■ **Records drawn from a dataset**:

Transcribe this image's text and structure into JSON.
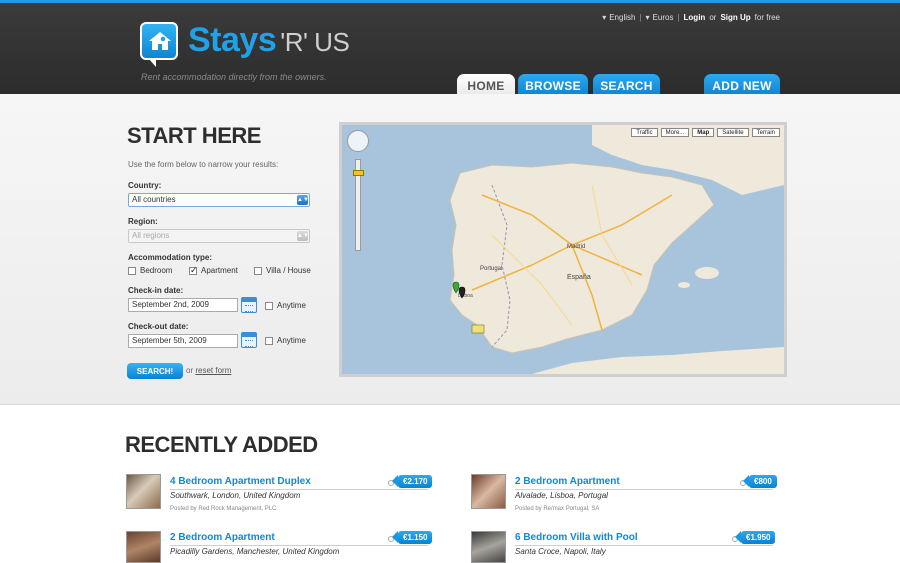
{
  "header": {
    "logo_main": "Stays",
    "logo_suffix": "'R' US",
    "tagline": "Rent accommodation directly from the owners.",
    "language": "English",
    "currency": "Euros",
    "login": "Login",
    "or": "or",
    "signup": "Sign Up",
    "for_free": "for free",
    "nav": [
      "HOME",
      "BROWSE",
      "SEARCH",
      "ADD NEW"
    ],
    "active_tab": "HOME"
  },
  "search": {
    "title": "START HERE",
    "intro": "Use the form below to narrow your results:",
    "country_label": "Country:",
    "country_value": "All countries",
    "region_label": "Region:",
    "region_value": "All regions",
    "accom_label": "Accommodation type:",
    "accom_options": [
      {
        "label": "Bedroom",
        "checked": false
      },
      {
        "label": "Apartment",
        "checked": true
      },
      {
        "label": "Villa / House",
        "checked": false
      }
    ],
    "checkin_label": "Check-in date:",
    "checkin_value": "September 2nd, 2009",
    "checkout_label": "Check-out date:",
    "checkout_value": "September 5th, 2009",
    "anytime": "Anytime",
    "search_button": "SEARCH!",
    "or": "or",
    "reset": "reset form"
  },
  "map": {
    "buttons": [
      "Traffic",
      "More...",
      "Map",
      "Satellite",
      "Terrain"
    ],
    "active": "Map",
    "label_country": "España",
    "label_portugal": "Portugal",
    "label_madrid": "Madrid",
    "label_lisboa": "Lisboa"
  },
  "recent": {
    "title": "RECENTLY ADDED",
    "listings": [
      {
        "title": "4 Bedroom Apartment Duplex",
        "location": "Southwark, London, United Kingdom",
        "posted": "Posted by Red Rock Management, PLC",
        "price": "€2.170"
      },
      {
        "title": "2 Bedroom Apartment",
        "location": "Alvalade, Lisboa, Portugal",
        "posted": "Posted by Re/max Portugal, SA",
        "price": "€800"
      },
      {
        "title": "2 Bedroom Apartment",
        "location": "Picadilly Gardens, Manchester, United Kingdom",
        "posted": "",
        "price": "€1.150"
      },
      {
        "title": "6 Bedroom Villa with Pool",
        "location": "Santa Croce, Napoli, Italy",
        "posted": "",
        "price": "€1.950"
      }
    ]
  },
  "colors": {
    "accent": "#1288d4",
    "header": "#333333"
  }
}
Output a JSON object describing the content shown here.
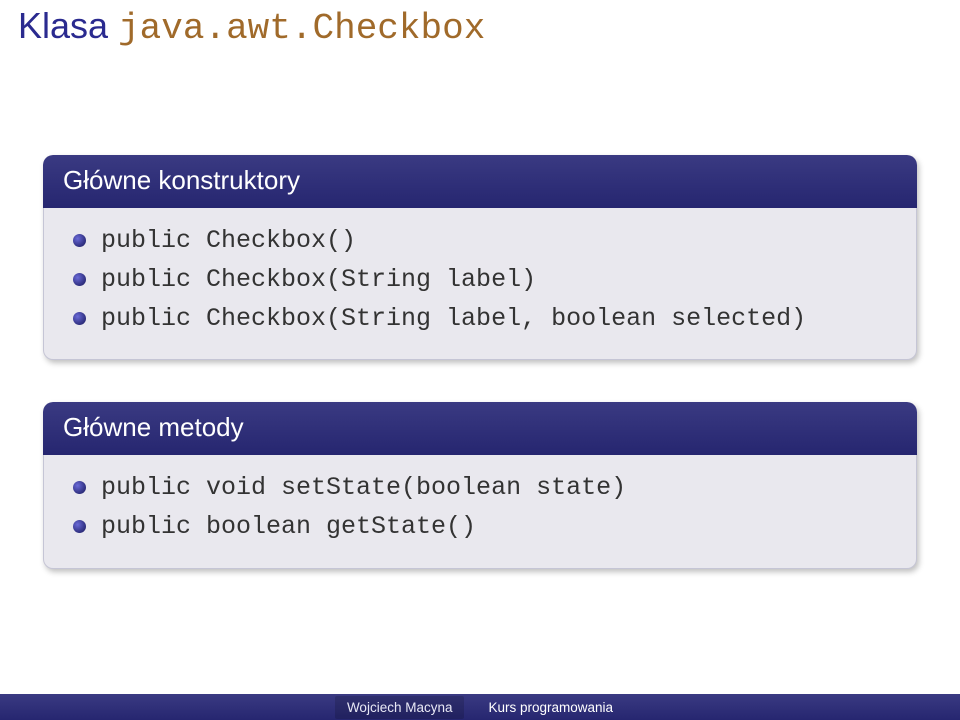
{
  "title": {
    "prefix": "Klasa ",
    "code": "java.awt.Checkbox"
  },
  "blocks": [
    {
      "header": "Główne konstruktory",
      "items": [
        "public Checkbox()",
        "public Checkbox(String label)",
        "public Checkbox(String label, boolean selected)"
      ]
    },
    {
      "header": "Główne metody",
      "items": [
        "public void setState(boolean state)",
        "public boolean getState()"
      ]
    }
  ],
  "footer": {
    "author": "Wojciech Macyna",
    "course": "Kurs programowania"
  }
}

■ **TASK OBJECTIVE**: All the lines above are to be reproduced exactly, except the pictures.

■ **TASK OUTPUT**:
Transcribe this image's text and structure into JSON.
{
  "header": {
    "logo_main": "Stays",
    "logo_suffix": "'R' US",
    "tagline": "Rent accommodation directly from the owners.",
    "language": "English",
    "currency": "Euros",
    "login": "Login",
    "or": "or",
    "signup": "Sign Up",
    "for_free": "for free",
    "nav": [
      "HOME",
      "BROWSE",
      "SEARCH",
      "ADD NEW"
    ],
    "active_tab": "HOME"
  },
  "search": {
    "title": "START HERE",
    "intro": "Use the form below to narrow your results:",
    "country_label": "Country:",
    "country_value": "All countries",
    "region_label": "Region:",
    "region_value": "All regions",
    "accom_label": "Accommodation type:",
    "accom_options": [
      {
        "label": "Bedroom",
        "checked": false
      },
      {
        "label": "Apartment",
        "checked": true
      },
      {
        "label": "Villa / House",
        "checked": false
      }
    ],
    "checkin_label": "Check-in date:",
    "checkin_value": "September 2nd, 2009",
    "checkout_label": "Check-out date:",
    "checkout_value": "September 5th, 2009",
    "anytime": "Anytime",
    "search_button": "SEARCH!",
    "or": "or",
    "reset": "reset form"
  },
  "map": {
    "buttons": [
      "Traffic",
      "More...",
      "Map",
      "Satellite",
      "Terrain"
    ],
    "active": "Map",
    "label_country": "España",
    "label_portugal": "Portugal",
    "label_madrid": "Madrid",
    "label_lisboa": "Lisboa"
  },
  "recent": {
    "title": "RECENTLY ADDED",
    "listings": [
      {
        "title": "4 Bedroom Apartment Duplex",
        "location": "Southwark, London, United Kingdom",
        "posted": "Posted by Red Rock Management, PLC",
        "price": "€2.170"
      },
      {
        "title": "2 Bedroom Apartment",
        "location": "Alvalade, Lisboa, Portugal",
        "posted": "Posted by Re/max Portugal, SA",
        "price": "€800"
      },
      {
        "title": "2 Bedroom Apartment",
        "location": "Picadilly Gardens, Manchester, United Kingdom",
        "posted": "",
        "price": "€1.150"
      },
      {
        "title": "6 Bedroom Villa with Pool",
        "location": "Santa Croce, Napoli, Italy",
        "posted": "",
        "price": "€1.950"
      }
    ]
  },
  "colors": {
    "accent": "#1288d4",
    "header": "#333333"
  }
}
Output a JSON object describing the content shown here.
{
  "title": {
    "prefix": "Klasa ",
    "code": "java.awt.Checkbox"
  },
  "blocks": [
    {
      "header": "Główne konstruktory",
      "items": [
        "public Checkbox()",
        "public Checkbox(String label)",
        "public Checkbox(String label, boolean selected)"
      ]
    },
    {
      "header": "Główne metody",
      "items": [
        "public void setState(boolean state)",
        "public boolean getState()"
      ]
    }
  ],
  "footer": {
    "author": "Wojciech Macyna",
    "course": "Kurs programowania"
  }
}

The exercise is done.